Task: Copy every line of the data that contains the string "icon".

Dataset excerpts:

/---

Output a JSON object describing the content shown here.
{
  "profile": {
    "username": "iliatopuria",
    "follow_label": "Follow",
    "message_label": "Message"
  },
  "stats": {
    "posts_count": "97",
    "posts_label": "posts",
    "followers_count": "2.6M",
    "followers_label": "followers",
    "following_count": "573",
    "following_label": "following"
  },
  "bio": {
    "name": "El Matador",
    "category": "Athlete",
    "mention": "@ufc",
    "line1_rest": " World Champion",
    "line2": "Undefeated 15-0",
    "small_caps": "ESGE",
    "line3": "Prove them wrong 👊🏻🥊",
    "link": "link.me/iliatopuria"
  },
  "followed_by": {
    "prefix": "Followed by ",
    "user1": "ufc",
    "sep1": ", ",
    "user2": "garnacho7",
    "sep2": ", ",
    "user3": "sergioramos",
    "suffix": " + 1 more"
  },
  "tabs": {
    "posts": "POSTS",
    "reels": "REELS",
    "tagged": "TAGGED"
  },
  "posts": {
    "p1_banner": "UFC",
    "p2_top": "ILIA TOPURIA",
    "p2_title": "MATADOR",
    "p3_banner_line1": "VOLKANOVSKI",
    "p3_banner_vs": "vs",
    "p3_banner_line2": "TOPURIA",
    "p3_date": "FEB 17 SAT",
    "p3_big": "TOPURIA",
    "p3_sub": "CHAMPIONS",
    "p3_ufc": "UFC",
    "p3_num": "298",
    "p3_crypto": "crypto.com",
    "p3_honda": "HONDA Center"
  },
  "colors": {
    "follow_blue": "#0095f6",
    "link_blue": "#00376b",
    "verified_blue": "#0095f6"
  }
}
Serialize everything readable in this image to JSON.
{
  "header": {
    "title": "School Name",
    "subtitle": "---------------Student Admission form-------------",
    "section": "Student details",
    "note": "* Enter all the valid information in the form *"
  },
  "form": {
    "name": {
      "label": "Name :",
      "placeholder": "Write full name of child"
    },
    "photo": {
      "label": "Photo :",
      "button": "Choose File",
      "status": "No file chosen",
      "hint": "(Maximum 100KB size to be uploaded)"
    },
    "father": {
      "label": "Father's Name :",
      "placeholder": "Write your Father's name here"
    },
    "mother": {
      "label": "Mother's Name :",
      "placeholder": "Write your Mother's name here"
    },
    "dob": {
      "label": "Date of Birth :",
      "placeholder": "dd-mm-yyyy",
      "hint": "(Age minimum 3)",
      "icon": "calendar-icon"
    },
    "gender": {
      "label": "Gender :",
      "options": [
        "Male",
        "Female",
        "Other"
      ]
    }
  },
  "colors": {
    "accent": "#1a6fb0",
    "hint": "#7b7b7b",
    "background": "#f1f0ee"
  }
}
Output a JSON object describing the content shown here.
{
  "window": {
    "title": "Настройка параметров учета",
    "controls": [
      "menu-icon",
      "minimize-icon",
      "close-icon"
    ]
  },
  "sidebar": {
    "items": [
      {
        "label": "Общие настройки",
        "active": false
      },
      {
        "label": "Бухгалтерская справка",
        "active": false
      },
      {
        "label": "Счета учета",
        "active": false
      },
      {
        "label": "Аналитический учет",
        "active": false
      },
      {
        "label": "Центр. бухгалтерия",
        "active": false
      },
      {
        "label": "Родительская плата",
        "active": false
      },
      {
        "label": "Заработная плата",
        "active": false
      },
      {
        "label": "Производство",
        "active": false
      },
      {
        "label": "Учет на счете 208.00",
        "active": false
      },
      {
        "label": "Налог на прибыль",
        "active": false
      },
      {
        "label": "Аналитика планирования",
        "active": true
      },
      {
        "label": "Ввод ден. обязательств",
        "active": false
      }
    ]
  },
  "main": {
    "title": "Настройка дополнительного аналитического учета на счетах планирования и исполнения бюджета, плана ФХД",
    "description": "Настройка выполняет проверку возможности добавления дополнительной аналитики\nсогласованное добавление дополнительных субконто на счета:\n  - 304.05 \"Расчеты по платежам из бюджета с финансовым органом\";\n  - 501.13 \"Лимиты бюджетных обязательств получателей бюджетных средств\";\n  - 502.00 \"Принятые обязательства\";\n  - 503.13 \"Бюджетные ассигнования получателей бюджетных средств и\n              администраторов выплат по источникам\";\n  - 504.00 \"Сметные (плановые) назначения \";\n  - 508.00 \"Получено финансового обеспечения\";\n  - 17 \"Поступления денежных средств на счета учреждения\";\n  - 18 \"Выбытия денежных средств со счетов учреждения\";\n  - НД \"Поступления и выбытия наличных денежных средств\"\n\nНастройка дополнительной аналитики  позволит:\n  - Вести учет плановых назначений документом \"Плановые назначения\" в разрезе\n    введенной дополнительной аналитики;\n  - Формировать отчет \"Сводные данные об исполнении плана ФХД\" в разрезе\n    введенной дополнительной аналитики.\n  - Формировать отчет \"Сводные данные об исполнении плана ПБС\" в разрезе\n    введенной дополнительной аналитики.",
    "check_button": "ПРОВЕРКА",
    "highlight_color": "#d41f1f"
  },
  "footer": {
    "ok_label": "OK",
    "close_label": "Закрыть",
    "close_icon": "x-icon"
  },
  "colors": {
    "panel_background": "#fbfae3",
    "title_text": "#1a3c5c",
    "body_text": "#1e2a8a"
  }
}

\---

Task result:
      "icon": "calendar-icon"
      "menu-icon",
      "minimize-icon",
      "close-icon"
    "close_icon": "x-icon"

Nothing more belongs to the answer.